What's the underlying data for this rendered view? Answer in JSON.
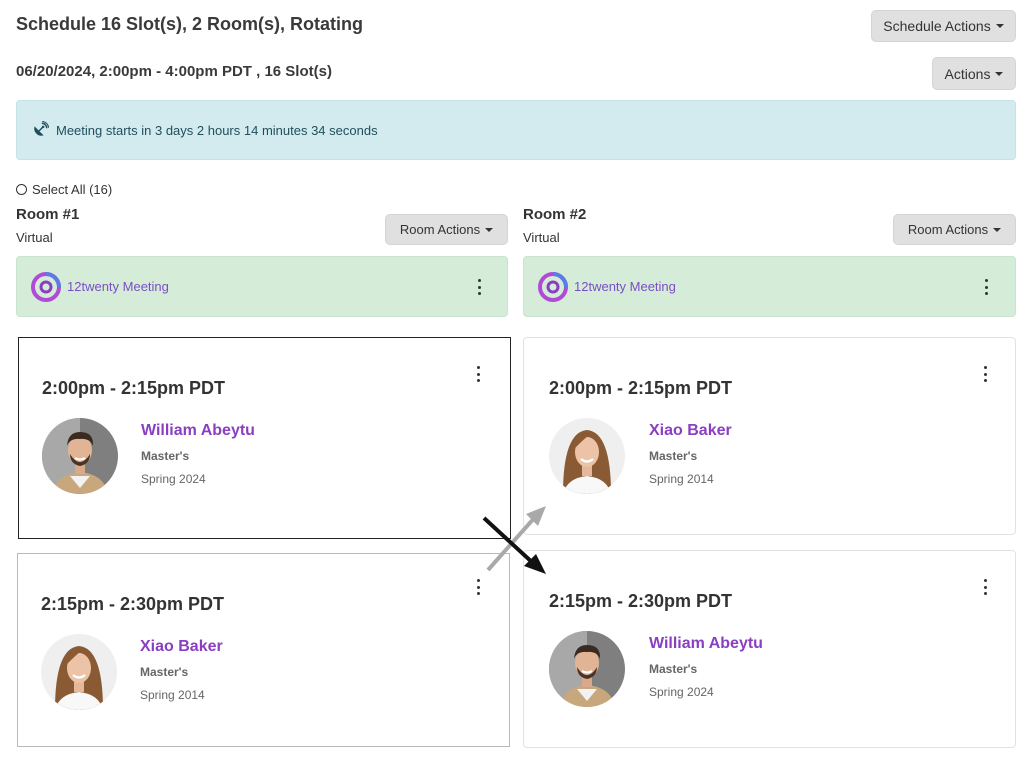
{
  "header": {
    "title": "Schedule 16 Slot(s), 2 Room(s), Rotating",
    "subtitle": "06/20/2024, 2:00pm - 4:00pm PDT , 16 Slot(s)",
    "schedule_actions_label": "Schedule Actions",
    "actions_label": "Actions"
  },
  "alert": {
    "icon": "satellite-dish-icon",
    "text": "Meeting starts in 3 days 2 hours 14 minutes 34 seconds"
  },
  "select_all": {
    "label": "Select All (16)"
  },
  "rooms": [
    {
      "title": "Room #1",
      "type": "Virtual",
      "actions_label": "Room Actions",
      "meeting": "12twenty Meeting",
      "slots": [
        {
          "time": "2:00pm - 2:15pm PDT",
          "name": "William Abeytu",
          "degree": "Master's",
          "term": "Spring 2024"
        },
        {
          "time": "2:15pm - 2:30pm PDT",
          "name": "Xiao Baker",
          "degree": "Master's",
          "term": "Spring 2014"
        }
      ]
    },
    {
      "title": "Room #2",
      "type": "Virtual",
      "actions_label": "Room Actions",
      "meeting": "12twenty Meeting",
      "slots": [
        {
          "time": "2:00pm - 2:15pm PDT",
          "name": "Xiao Baker",
          "degree": "Master's",
          "term": "Spring 2014"
        },
        {
          "time": "2:15pm - 2:30pm PDT",
          "name": "William Abeytu",
          "degree": "Master's",
          "term": "Spring 2024"
        }
      ]
    }
  ],
  "colors": {
    "alert_bg": "#d3ebef",
    "meeting_bg": "#d5ecd9",
    "name_purple": "#8a3fc2",
    "button_gray": "#e0e0e0"
  }
}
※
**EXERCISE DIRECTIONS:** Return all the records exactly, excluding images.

**ANSWER TO THIS PROBLEM:**
What's the underlying data for this rendered view? Answer in JSON.
{
  "header": {
    "title": "Schedule 16 Slot(s), 2 Room(s), Rotating",
    "subtitle": "06/20/2024, 2:00pm - 4:00pm PDT , 16 Slot(s)",
    "schedule_actions_label": "Schedule Actions",
    "actions_label": "Actions"
  },
  "alert": {
    "icon": "satellite-dish-icon",
    "text": "Meeting starts in 3 days 2 hours 14 minutes 34 seconds"
  },
  "select_all": {
    "label": "Select All (16)"
  },
  "rooms": [
    {
      "title": "Room #1",
      "type": "Virtual",
      "actions_label": "Room Actions",
      "meeting": "12twenty Meeting",
      "slots": [
        {
          "time": "2:00pm - 2:15pm PDT",
          "name": "William Abeytu",
          "degree": "Master's",
          "term": "Spring 2024"
        },
        {
          "time": "2:15pm - 2:30pm PDT",
          "name": "Xiao Baker",
          "degree": "Master's",
          "term": "Spring 2014"
        }
      ]
    },
    {
      "title": "Room #2",
      "type": "Virtual",
      "actions_label": "Room Actions",
      "meeting": "12twenty Meeting",
      "slots": [
        {
          "time": "2:00pm - 2:15pm PDT",
          "name": "Xiao Baker",
          "degree": "Master's",
          "term": "Spring 2014"
        },
        {
          "time": "2:15pm - 2:30pm PDT",
          "name": "William Abeytu",
          "degree": "Master's",
          "term": "Spring 2024"
        }
      ]
    }
  ],
  "colors": {
    "alert_bg": "#d3ebef",
    "meeting_bg": "#d5ecd9",
    "name_purple": "#8a3fc2",
    "button_gray": "#e0e0e0"
  }
}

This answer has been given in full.